Wandbox provides pretty much all of the functionality you’d want from a typical online compiler, including support for multiple files and different editor keybindings. Besides the standard library, it features a few libraries including Boost (up to 1.64), Sprout and MessagePack. The compiled programs run in a sandbox environment that allows file I/O. The snapshot versions of GCC and Clang that are provided make it possible to play with the latest C++17 features.
Compiler Explorer is a compile-as-you-type IDE with a unique feature as it presents the assembly produced by the compilers. The resulting assembler can be color-mapped to the originating C++ code. It supports the use of different sources and multiple compilers at the same time, so we can compare the assembly produced by different code and/or different compilers, optimization flags, etc. Compiler explorer can be found on GitHub and can be used locally. Currently, the compiled code can not be executed, but there is an open GitHub issue for this feature.
Coliru provides an editor and a freely editable Linux shell command line, which makes it relatively powerful. For example, you can compare the outputs of both Clang and GCC by issuing the commands for compilation and execution for both compilers. Editing of multiple files at once is not supported, but since the code you share is saved in an archive you can use that to prepare multiple files (see the FAQ for an example). It is also possible to download e.g. a Gist via
curl before the compilation.
Coliru provides a public API, so it can, for example, be integrated into websites cppreference.com, which uses Coliru for its runnable examples.
Quick-Bench is specialized for benchmarking snippets of C++ code. It relies on Google Benchmark and, instead of showing your code’s console output, it shows how fast it executed compared to an empty function.

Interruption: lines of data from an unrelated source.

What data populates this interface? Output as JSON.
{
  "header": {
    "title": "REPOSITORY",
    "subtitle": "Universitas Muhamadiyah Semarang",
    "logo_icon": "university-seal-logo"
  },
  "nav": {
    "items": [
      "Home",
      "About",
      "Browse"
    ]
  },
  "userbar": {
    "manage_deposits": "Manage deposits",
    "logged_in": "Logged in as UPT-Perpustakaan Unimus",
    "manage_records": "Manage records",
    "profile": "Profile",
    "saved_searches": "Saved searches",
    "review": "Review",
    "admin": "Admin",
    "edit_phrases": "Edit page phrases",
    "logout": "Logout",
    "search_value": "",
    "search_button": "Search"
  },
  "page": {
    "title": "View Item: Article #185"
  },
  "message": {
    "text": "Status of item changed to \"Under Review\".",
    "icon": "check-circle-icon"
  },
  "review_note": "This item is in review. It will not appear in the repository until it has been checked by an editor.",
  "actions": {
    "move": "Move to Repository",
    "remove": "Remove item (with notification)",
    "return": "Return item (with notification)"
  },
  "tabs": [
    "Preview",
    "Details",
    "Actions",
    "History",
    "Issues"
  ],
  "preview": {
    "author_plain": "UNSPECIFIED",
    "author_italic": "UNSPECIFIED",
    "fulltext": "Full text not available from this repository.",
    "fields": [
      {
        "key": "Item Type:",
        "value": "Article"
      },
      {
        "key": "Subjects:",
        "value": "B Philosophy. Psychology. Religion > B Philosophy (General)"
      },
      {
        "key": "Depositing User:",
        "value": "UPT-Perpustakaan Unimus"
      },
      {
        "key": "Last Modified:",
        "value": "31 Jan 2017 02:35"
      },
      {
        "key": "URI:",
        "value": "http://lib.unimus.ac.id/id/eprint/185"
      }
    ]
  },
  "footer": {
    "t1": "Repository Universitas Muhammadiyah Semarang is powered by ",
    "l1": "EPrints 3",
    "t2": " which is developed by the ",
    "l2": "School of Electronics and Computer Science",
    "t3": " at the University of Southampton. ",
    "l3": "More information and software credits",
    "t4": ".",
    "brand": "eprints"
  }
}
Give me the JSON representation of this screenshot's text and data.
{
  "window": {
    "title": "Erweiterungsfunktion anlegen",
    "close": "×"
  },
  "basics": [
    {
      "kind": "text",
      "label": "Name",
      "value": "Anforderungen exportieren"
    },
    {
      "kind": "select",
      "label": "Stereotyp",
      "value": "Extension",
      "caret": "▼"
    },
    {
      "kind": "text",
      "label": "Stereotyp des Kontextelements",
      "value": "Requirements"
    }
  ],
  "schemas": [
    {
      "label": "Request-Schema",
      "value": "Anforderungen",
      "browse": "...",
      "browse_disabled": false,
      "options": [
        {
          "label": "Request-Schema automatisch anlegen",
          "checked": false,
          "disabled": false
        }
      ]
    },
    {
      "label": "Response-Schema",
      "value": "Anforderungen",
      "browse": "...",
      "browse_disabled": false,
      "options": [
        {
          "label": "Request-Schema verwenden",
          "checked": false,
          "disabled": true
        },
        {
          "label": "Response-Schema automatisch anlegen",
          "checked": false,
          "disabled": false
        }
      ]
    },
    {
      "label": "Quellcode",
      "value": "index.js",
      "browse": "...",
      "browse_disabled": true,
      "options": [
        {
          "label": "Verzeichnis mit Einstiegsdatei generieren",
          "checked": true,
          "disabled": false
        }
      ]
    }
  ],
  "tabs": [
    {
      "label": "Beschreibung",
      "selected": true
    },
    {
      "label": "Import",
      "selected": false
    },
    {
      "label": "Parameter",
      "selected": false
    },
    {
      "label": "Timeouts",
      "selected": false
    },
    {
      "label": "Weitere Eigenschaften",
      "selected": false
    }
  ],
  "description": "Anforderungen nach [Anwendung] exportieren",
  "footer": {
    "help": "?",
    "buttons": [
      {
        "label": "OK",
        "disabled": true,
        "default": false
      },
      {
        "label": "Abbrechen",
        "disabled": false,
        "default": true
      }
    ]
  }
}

Cppinsights is not so much an online IDE in the traditional sense as it does not allow to execute compiled programs. Instead, it shows a different version of the code that shows some of the magic the compiler does under the hood.

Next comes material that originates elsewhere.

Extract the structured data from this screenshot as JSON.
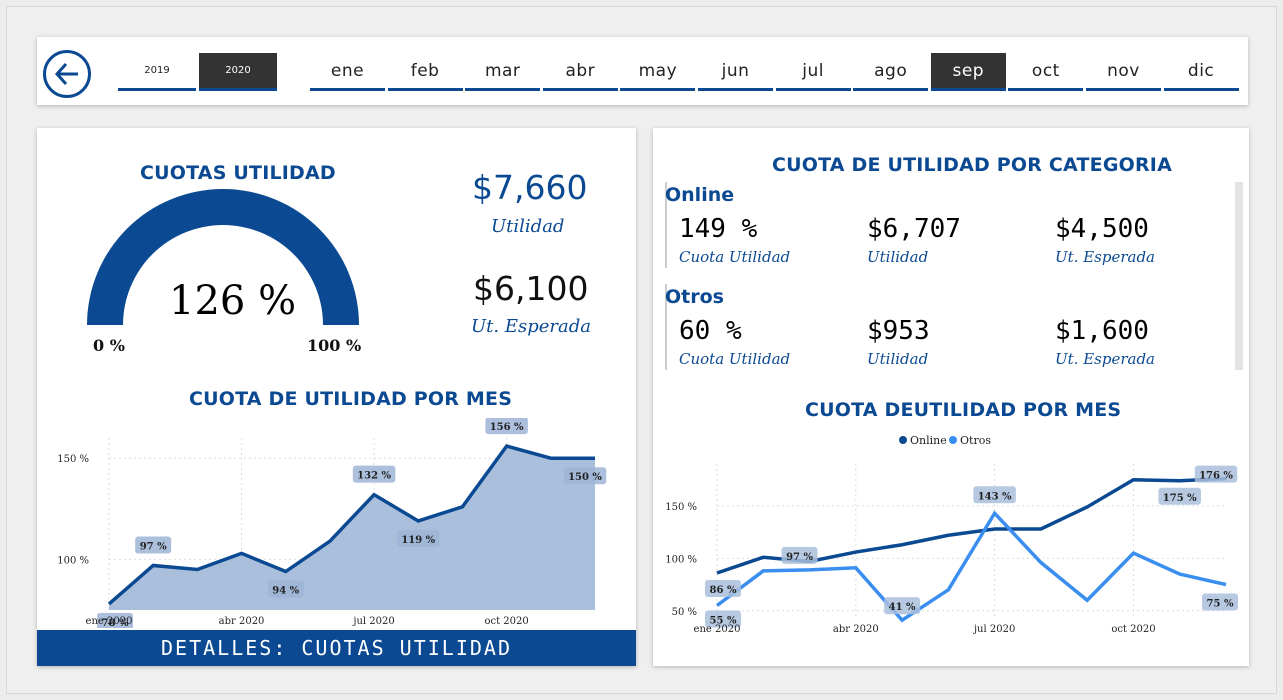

Rextester is a standard online IDE that allows to edit, compile, execute and share single C++ files. As a distinguishing feature, it allows creating live editing sessions so that multiple people can edit the same source simultaneously and see each other’s edits in real time.

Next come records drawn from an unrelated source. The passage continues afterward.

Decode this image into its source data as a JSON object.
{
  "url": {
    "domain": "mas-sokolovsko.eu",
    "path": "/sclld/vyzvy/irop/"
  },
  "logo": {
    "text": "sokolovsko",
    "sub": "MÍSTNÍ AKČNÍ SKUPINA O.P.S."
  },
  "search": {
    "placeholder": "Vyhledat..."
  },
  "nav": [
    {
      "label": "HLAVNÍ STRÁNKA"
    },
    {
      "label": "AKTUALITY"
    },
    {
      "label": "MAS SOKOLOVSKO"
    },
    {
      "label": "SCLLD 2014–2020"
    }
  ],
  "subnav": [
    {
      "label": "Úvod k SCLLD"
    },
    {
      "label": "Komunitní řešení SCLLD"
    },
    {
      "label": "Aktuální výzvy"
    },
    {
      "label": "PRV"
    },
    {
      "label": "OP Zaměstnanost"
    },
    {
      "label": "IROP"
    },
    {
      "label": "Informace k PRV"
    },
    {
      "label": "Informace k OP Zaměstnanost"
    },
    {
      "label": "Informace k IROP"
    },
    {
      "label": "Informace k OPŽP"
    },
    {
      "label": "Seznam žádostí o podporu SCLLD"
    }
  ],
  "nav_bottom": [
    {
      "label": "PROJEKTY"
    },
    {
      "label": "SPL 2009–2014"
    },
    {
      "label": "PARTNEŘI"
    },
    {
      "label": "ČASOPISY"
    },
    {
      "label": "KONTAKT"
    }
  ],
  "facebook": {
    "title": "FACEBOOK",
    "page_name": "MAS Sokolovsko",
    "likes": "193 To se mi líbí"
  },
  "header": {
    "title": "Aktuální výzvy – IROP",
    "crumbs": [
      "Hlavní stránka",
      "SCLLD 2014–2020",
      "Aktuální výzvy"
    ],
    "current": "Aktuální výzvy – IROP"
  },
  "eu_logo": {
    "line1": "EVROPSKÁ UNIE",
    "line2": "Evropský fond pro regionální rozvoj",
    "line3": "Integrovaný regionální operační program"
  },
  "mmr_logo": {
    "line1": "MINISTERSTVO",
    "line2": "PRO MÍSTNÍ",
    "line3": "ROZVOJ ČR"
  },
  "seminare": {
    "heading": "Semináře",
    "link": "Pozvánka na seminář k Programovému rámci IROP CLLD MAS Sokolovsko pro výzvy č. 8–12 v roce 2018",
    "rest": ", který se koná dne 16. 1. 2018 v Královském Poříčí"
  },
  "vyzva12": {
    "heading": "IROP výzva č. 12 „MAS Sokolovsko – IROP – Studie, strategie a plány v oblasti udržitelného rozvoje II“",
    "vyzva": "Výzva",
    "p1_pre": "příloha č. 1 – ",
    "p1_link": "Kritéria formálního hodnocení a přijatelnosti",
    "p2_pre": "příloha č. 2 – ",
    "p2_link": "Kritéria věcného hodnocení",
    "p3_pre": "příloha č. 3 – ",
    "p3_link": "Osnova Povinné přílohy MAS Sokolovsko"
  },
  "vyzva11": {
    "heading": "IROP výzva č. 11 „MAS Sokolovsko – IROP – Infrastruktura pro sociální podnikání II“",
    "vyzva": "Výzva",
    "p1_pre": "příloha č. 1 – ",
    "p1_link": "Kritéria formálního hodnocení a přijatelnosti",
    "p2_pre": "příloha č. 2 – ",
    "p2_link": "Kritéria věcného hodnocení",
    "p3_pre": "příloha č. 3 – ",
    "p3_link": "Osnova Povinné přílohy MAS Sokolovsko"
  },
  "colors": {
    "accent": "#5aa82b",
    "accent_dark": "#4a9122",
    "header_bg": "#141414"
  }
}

Ideone is a standard online IDE that allows to edit, compile, execute and share single C++ files.
Another single file compilation IDE, but with the rare feature of interactive stdin input. The web application seems to hang sometimes during compilation or execution.
A single file compilation IDE, but comes with a shell-like interactive stdin input. Users that have logged in can save multiple named sessions (but no multi-file compilation). While the prompt says something about gcc 4.6.3, it uses gcc 7.1.0.
An online IDE with multiple files. The whole web application seems to be sluggish at times, I could not register to try out the features that require an account login like saving or uploading whole projects (broken link/unresponsive web app).
Geeksforgeeks is a classic online compiler for several languages. Notable features are a full screen mode for the editor and “Copy” buttons on every textbox (editor, stdin, stdout, sharing link) that put the content in the clipboard.
TIO has a slightly unusual interface but elsewise provides any functionality you’d expect from an online compiler. A notable feature is that you can split your code into a header, a footer and a main source, e.g. to get includes and boilerplate out of the focus of the reader. Another is that TIO preformats sharing links for various targets, e.g. http links, Wiki links, BBCode links and even a full post for Codegolf StackExchange. The post will contain only the main source but not the header and footer code.
Codepad can be unintuitive - pasting new code at the URL of previously pasted code will return to the original code. The code will be compiled and executed as-is without any possibility to further parametrize it.
C++ Fiddle claims to be an interactive C++ interpreter/terminal but seems to be broken, or the interface is so non-obvious that is should be considered broken.